The USCA will provide information about mediation and refer the parties to mediators.

In the return proceedings legal representation is not required. The USCA will provide contact details of attorneys who in some cases are willing to provide free legal aid or reduced rate legal assistance. The attorneys can decide this for themselves, bases on their own investigation of the case and the parent’s financial situation. There are several organizations who provode legal aid. The USCA will provide the contact information.

Criminal law : United States – South Carolina

In the United States, when the abducting parent does not follow the court order to return the child, the court can hold that parent in contempt. This may include fines and/or jail sentence until the terms of the order are fulfilled.

The wrongful removal of the child is a criminal offence.

Decision making model

Relevant websites : United States – South Carolina

Permission form to travel with children

www.eforms.com : Minor (Child) Travel Consent Form

 

Relevant laws

www.travel.stat.gov : International Child Abduction Remedies Act (ICARA)

 

Central Authority

The Office of Children’s Issues, Bureau of Consq.ular Affairs, U.S. Department of State in Washington.

www.travel.state.gov : The United States Central Authority

 

Guide for judges

Federal Judicial Centre : A guide for judges

 

Annual report 

www.travel.state.gov : Annual report on International Child Abduction 2021

 

Blogs : United States – South Carolina

 

International Child Abduction

International Child Abduction

By Johanthan W. Lounsburry Each year some parents are faced with a devastating reality: their partner has taken their child to another country and is refusing to return.  They are left-behind and at a loss of what do.  Not only is this an emotionally charged...

Relevant case law : United States 

Golan v. Saada

Golan v. Saada

Supreme Court of the United States, June 15, 2022 The Supreme Court ruled that a court is not required to examine all possible ameliorative measures before denying a Hague Convention petition for return of a child to a foreign country once the court has found that...

Monasky v. Taglieri

Monasky v. Taglieri

Supreme Court of the United States, February 25 2020 In Monasky v. Taglieri the Supreme Court rejected Monasky’s argument that an actual agreement was required in order to establish shared parental intent. Monasky is a U.S. citizen. Taglieri an Italian citizen. They...

Chafin v. Chafin

Chafin v. Chafin

Supreme Court of the United States, February 19, 2013 In Chafin v. Chafin the U.S. Supreme Court decided that an appeal procedure does not become moot if the child is returned pending appeal.
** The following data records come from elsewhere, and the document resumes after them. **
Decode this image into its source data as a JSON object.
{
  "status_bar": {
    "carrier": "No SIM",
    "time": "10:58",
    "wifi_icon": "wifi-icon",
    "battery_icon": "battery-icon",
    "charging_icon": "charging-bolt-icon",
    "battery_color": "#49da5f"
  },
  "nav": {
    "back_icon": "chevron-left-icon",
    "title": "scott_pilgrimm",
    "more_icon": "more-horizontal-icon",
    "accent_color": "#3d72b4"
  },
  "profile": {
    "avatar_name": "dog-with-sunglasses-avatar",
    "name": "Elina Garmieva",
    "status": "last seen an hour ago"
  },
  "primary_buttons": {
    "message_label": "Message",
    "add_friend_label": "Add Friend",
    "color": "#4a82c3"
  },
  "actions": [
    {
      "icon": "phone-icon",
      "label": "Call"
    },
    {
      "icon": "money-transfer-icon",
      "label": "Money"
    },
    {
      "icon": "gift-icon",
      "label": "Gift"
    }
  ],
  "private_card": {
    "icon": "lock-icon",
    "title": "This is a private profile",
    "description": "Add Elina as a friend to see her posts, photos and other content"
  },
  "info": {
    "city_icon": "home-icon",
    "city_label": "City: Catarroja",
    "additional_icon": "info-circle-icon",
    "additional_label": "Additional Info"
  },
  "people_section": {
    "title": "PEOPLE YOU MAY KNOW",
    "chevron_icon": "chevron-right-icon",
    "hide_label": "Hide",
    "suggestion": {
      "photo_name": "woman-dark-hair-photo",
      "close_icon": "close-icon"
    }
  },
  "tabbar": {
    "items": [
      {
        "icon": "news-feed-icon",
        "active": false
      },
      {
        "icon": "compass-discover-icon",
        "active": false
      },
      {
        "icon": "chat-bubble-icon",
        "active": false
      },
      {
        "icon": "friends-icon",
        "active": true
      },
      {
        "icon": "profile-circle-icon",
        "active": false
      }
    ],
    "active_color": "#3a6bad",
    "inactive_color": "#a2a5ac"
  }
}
In this case the District Court in Alabama had decided that the child must...

Lawyers and mediators in United States – South CArolina

Jonathan W. Lounsberry

Jonathan W. Lounsberry

Attorney

Spartanburg

KD Trial Lawyers